The format with these guys is different from my old game at Shrek's. Here, we do two back-to-back hold 'em tourneys with limited rebuys, and then a dealer's choice cash game. I prefer Omaha, but since I need practice with hold 'em, it's still pretty fun.
I placed ... 6th? 7th? ... in the first tourney. Here's an example of the hands I was getting:
Second tourney, my cards heated up a bit and I started paying more attention to the bets.
The top three places pay, so the dynamic changes when about 4-5 people are left: whether you stay in the hand or not is as much a function of your cards as it is of who else is playing against each other. Often you can lay low, watch the battles get fought, and back yourself into the final four, or three, or even two.
My pile was pretty big, though, so I took a chance when there were four guys left. I can't remember what I was dealt, but as big blind, I was in the hand automatically since no one raised. However, the flop paired up both of my cards, and also included a couple of spades. I put a bet down that chased two guys off, but Victor called me.
I figured he was chasing a flush ... and became sure of it when the turn came up another spade and he bet after I checked.
I called him, even though I probably shouldn't have, for two reasons: 1) I only had two pair, and 2) because I couldn't for the life of me remember whether, if I made a full house, it would beat a flush. I've been playing poker for 20 years, and I still mix up the order of those two hands.
The river made my full house, and I made a modest bet. Victor pushed all in. I had him covered and then some, but I still couldn't remember the damn hand order.
Maybe it was a breach of etiquette, but I asked the table to confirm the hand order before I bet. Of course, a boat beats a flush. So I called, and won the hand, leaving three of us.
I think Victor was a little pissed -- probably thinking I was showboating by pretending to forget the order.
Crappy cards for a few more hands, so I folded a few times because although the blinds were increasing fast, they hadn't yet risen to the point where it was costing me a lot of chips just to watch. Roger pushed all in on one hand and Eric called him, so I folded, hoping that Eric would knock Roger out to put me in at least second place.
He did. Eric and I were left. We traded chips back and forth a few hands because I wasn't getting anything I wanted to make a last stand on. But the blinds were getting crazy, so it had to be soon.
I got dealt a 10-2 offsuit. I was big blind, which was a little less than half my chips. He pushed all in. I barely had him covered at this point, but if I folded, I would have to beat him at least two hands in a row to win because the blinds were so high. I called.
Since there was no more betting, we both flipped our hands face-up.

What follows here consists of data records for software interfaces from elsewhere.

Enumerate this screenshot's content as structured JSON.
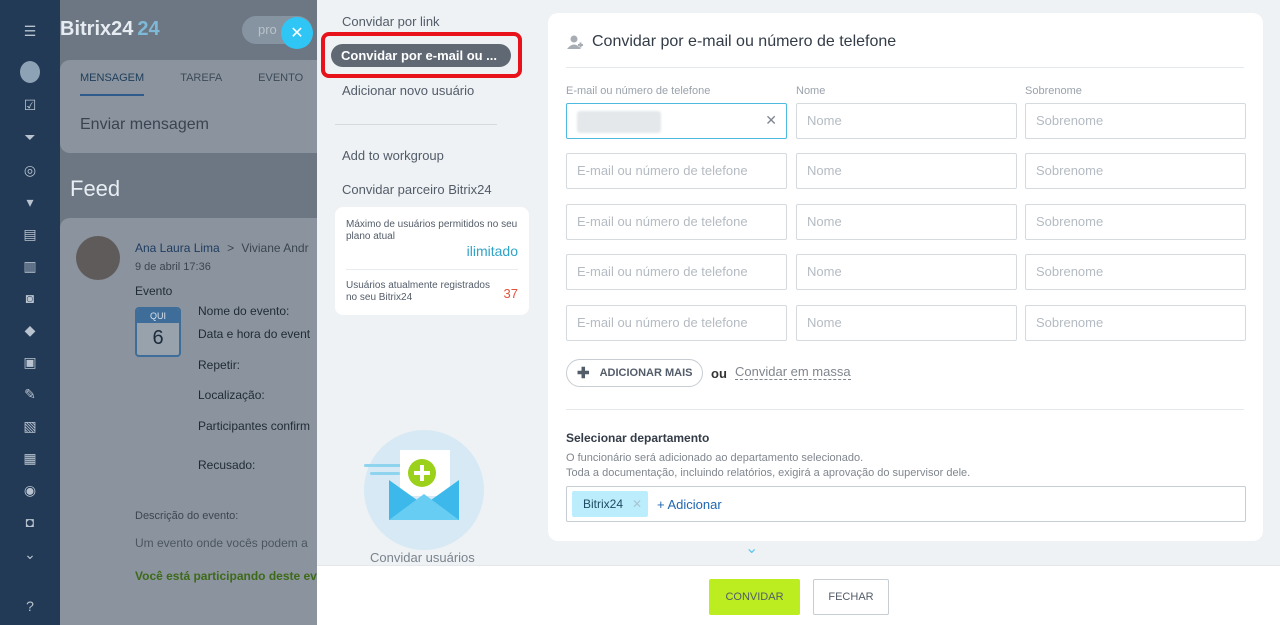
{
  "portal": {
    "brand": "Bitrix24",
    "brand_number": "24",
    "header_search": "pro",
    "composer_tabs": [
      "MENSAGEM",
      "TAREFA",
      "EVENTO"
    ],
    "composer_placeholder": "Enviar mensagem",
    "feed_title": "Feed",
    "post": {
      "author": "Ana Laura Lima",
      "recipient": "Viviane Andr",
      "date": "9 de abril 17:36",
      "type": "Evento",
      "calendar_weekday": "QUI",
      "calendar_day": "6",
      "fields": [
        "Nome do evento:",
        "Data e hora do event",
        "Repetir:",
        "Localização:",
        "Participantes confirm",
        "Recusado:"
      ],
      "description_label": "Descrição do evento:",
      "description": "Um evento onde vocês podem a",
      "participation": "Você está participando deste eve"
    }
  },
  "menu": {
    "invite_by_link": "Convidar por link",
    "invite_by_email": "Convidar por e-mail ou ...",
    "add_new_user": "Adicionar novo usuário",
    "add_to_workgroup": "Add to workgroup",
    "invite_partner": "Convidar parceiro Bitrix24",
    "limits": {
      "max_label": "Máximo de usuários permitidos no seu plano atual",
      "max_value": "ilimitado",
      "current_label": "Usuários atualmente registrados no seu Bitrix24",
      "current_value": "37"
    },
    "illustration_caption": "Convidar usuários"
  },
  "form": {
    "title": "Convidar por e-mail ou número de telefone",
    "col_email": "E-mail ou número de telefone",
    "col_name": "Nome",
    "col_surname": "Sobrenome",
    "email_placeholder": "E-mail ou número de telefone",
    "name_placeholder": "Nome",
    "surname_placeholder": "Sobrenome",
    "add_more": "ADICIONAR MAIS",
    "or": "ou",
    "bulk_invite": "Convidar em massa",
    "dept_title": "Selecionar departamento",
    "dept_desc_1": "O funcionário será adicionado ao departamento selecionado.",
    "dept_desc_2": "Toda a documentação, incluindo relatórios, exigirá a aprovação do supervisor dele.",
    "dept_tag": "Bitrix24",
    "dept_add": "+ Adicionar"
  },
  "footer": {
    "invite": "CONVIDAR",
    "close": "FECHAR"
  },
  "colors": {
    "accent": "#2fc6f6",
    "invite_button": "#bbed21",
    "highlight": "#e8121b"
  }
}
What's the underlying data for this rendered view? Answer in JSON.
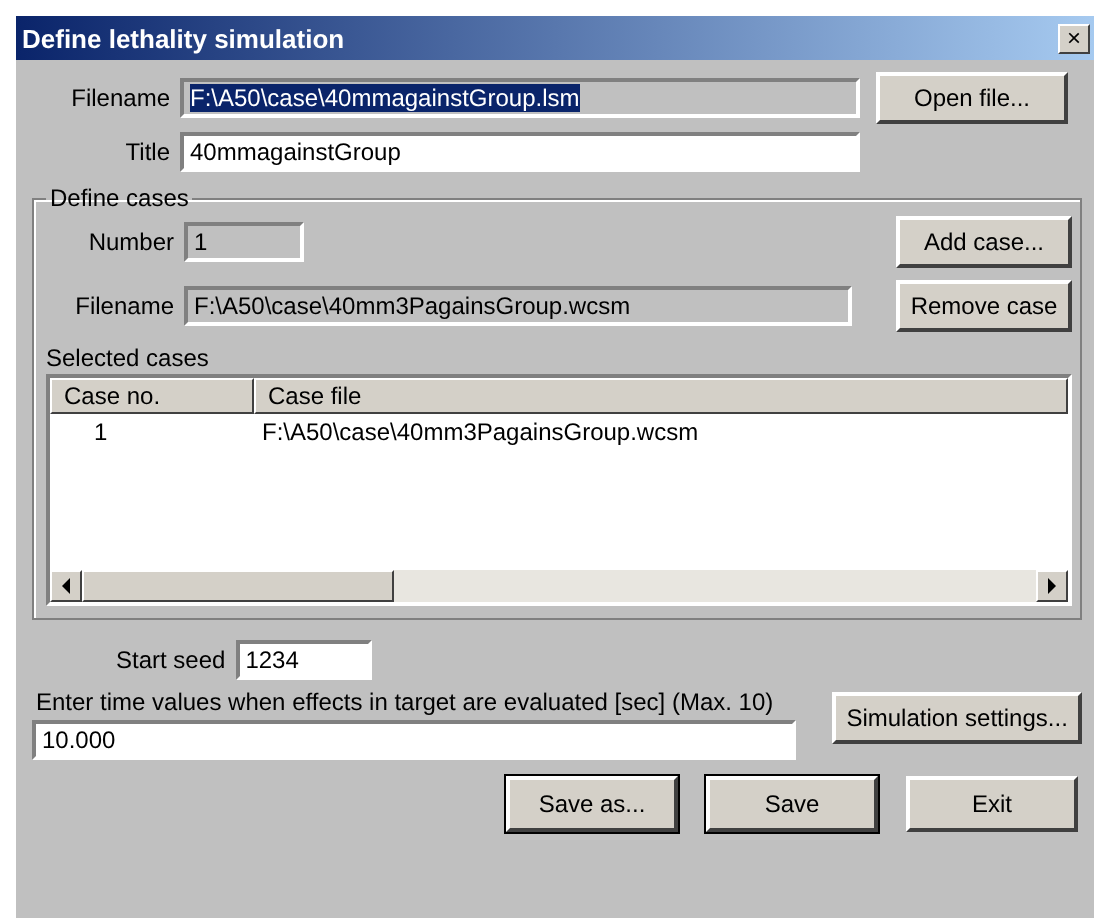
{
  "window": {
    "title": "Define lethality simulation",
    "close": "×"
  },
  "file": {
    "filename_label": "Filename",
    "filename": {
      "value": "F:\\A50\\case\\40mmagainstGroup.lsm",
      "disabled": true,
      "text_selected": true
    },
    "open_button": "Open file...",
    "title_label": "Title",
    "title": {
      "value": "40mmagainstGroup",
      "disabled": false,
      "text_selected": false
    }
  },
  "define_cases": {
    "legend": "Define cases",
    "number_label": "Number",
    "number": {
      "value": "1",
      "disabled": true,
      "text_selected": false
    },
    "add_button": "Add case...",
    "filename_label": "Filename",
    "filename": {
      "value": "F:\\A50\\case\\40mm3PagainsGroup.wcsm",
      "disabled": true,
      "text_selected": false
    },
    "remove_button": "Remove case",
    "selected_label": "Selected cases",
    "table": {
      "columns": [
        "Case no.",
        "Case file"
      ],
      "rows": [
        {
          "cells": [
            "1",
            "F:\\A50\\case\\40mm3PagainsGroup.wcsm"
          ],
          "selected": false
        }
      ]
    }
  },
  "seed_label": "Start seed",
  "seed": {
    "value": "1234",
    "disabled": false,
    "text_selected": false
  },
  "settings_button": "Simulation settings...",
  "time_label": "Enter time values when effects in target are evaluated [sec] (Max. 10)",
  "time": {
    "value": "10.000",
    "disabled": false,
    "text_selected": false
  },
  "buttons": [
    "Save as...",
    "Save",
    "Exit"
  ]
}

He had a K-Q offsuit, a mixed marriage, as polarbear calls it. I figured I was toast.
The flop was 2-2-J, giving me an awesome lead with a set of dueces.
The turn was a 10, giving me a boat. Eric was drawing dead.
I won. First place was about $120. :)